1. solvent molecules split up
2. solute units split up
3. Form solvent/solute attractions
NaCl(s) Na+(aq) + Cl-(aq)
nonpolar – molecules split up b/c of the weak attraction into smallest molecule unit
Non-electrolytes undergo molecular solvation
Ex. oil/water vs. oil/benzene
~ liquid in liquid – often volumes are not additive, called miscible.
Why? intermolecular attractions
50 mL H2O + 50 mL methanol ≈ 97 mL total
gas in liquid – same attraction
Saturated sol’n – a sol’n has its maximum amount of solute dissolved in it. You always see un-dissolved solute. (ex. 40.0g NaCl in room temp. water) When a sol’n is saturated, the solute is still dissolving – it’s just that the solute is also re-crystallizing out of the sol’n at the same rate, so there is no apparent change.
n = moles of solute V = Liters of solution
n = same kg = mass of solvent
xa = naxb = nb etc…
-- Pvap goes down with increase in concentration.
Water vs. water + sugar *more sugar
higher Pvap vs. lower Pvap
In solns, fewer molecules have the chance to turn into vapor
Raoult’s Law – the vapor pressure of an ideal solution is directly proportional to the mole fraction of the solvent in the solution
Pvap = (Pvapo)(xsolvent)
~ ideal gases obey PV = nRT very well
~ Raoult’s Law is close to ideal when the solute and solvent have very similar I.F.

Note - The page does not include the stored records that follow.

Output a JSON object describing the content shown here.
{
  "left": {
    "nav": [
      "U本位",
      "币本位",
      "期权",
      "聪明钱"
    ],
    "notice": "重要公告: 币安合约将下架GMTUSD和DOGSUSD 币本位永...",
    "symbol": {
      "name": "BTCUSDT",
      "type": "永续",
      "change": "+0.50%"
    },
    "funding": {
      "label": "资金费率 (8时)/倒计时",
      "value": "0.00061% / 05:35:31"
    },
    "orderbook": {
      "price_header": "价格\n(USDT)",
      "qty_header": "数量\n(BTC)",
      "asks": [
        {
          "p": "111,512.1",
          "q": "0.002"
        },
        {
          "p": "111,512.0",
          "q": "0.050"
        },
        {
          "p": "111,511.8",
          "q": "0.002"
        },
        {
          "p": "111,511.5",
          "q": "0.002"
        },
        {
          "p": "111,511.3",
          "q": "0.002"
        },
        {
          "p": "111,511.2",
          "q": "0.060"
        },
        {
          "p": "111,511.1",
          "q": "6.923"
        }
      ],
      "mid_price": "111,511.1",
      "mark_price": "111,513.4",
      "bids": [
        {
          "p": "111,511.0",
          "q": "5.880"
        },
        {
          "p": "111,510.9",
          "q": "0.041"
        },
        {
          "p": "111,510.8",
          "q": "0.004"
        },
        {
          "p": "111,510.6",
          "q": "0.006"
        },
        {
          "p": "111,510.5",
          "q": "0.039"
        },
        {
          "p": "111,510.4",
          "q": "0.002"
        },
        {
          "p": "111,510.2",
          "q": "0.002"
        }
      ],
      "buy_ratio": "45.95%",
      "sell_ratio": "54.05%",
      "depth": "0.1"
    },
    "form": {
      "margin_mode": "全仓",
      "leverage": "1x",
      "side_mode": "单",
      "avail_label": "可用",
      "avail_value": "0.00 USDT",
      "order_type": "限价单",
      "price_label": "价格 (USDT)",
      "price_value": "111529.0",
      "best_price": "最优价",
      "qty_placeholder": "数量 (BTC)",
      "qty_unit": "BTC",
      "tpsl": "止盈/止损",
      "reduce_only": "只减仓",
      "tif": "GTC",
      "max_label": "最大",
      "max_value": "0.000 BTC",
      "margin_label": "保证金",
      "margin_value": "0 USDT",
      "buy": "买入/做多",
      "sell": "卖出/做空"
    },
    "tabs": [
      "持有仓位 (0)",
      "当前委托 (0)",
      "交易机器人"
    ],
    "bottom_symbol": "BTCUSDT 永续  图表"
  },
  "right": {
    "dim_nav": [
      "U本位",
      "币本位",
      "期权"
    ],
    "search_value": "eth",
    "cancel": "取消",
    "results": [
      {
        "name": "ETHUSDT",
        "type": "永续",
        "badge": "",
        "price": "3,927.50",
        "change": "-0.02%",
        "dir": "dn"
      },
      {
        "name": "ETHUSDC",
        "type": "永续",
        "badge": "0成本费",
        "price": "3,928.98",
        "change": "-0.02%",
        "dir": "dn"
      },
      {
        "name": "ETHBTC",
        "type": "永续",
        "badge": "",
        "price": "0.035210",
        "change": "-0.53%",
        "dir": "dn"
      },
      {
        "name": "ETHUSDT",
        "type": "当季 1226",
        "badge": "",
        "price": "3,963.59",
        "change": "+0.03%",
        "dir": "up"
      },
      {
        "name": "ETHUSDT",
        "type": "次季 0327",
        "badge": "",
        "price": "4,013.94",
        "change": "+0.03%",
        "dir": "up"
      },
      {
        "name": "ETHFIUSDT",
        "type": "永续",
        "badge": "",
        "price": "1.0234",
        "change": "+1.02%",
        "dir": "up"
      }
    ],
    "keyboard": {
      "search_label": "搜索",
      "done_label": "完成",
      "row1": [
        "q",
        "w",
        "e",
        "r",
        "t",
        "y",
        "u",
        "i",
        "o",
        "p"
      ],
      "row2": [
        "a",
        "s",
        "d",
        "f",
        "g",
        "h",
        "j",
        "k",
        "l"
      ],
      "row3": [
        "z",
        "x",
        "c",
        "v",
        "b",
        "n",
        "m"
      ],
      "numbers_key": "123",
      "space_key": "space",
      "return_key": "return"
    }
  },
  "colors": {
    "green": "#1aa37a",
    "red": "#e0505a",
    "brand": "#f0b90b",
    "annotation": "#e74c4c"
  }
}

pg. 563 & next slide show a phase diagram comparison between pure solvent and a solution
(s.e. dissociates thus higher B.P.)
(w.e. slightly soluble so higher B.P.)
∆T = change in temp. m = molality k = constant
i = van’thofffactor ~ measures the extent of ionization (number of dissolved particles)
π= symbol for osmotic pressure
M = molarity T = temp
R = 0.082057 L atm/mol K
Ex. 1) What is the molality and mole fraction of 50.0 g potassium chloride in 425 g water?
Ex. 2) 15.0 g of ethanol is dissolved in 750. g of formic acid. The freezing point of the solution is 7.20oC. The freezing point of pure formic acid is 8.40oC. What is kf for formic acid?
Ex. 3) What is the molar mass (grams/mole) of 30.0 mL of an unknown substance if 0.300 g of that substance has an osmotic pressure of 0.400kPa at room temperature?
Medicines that are injected into humans such as shots must be at the same concentration as the existing chemical in our blood. These solutions are called isotonic. For example, if the medicine contains potassium ions, they must be the same concentration as the potassium ions in our blood. Why do medicines have to be made that way?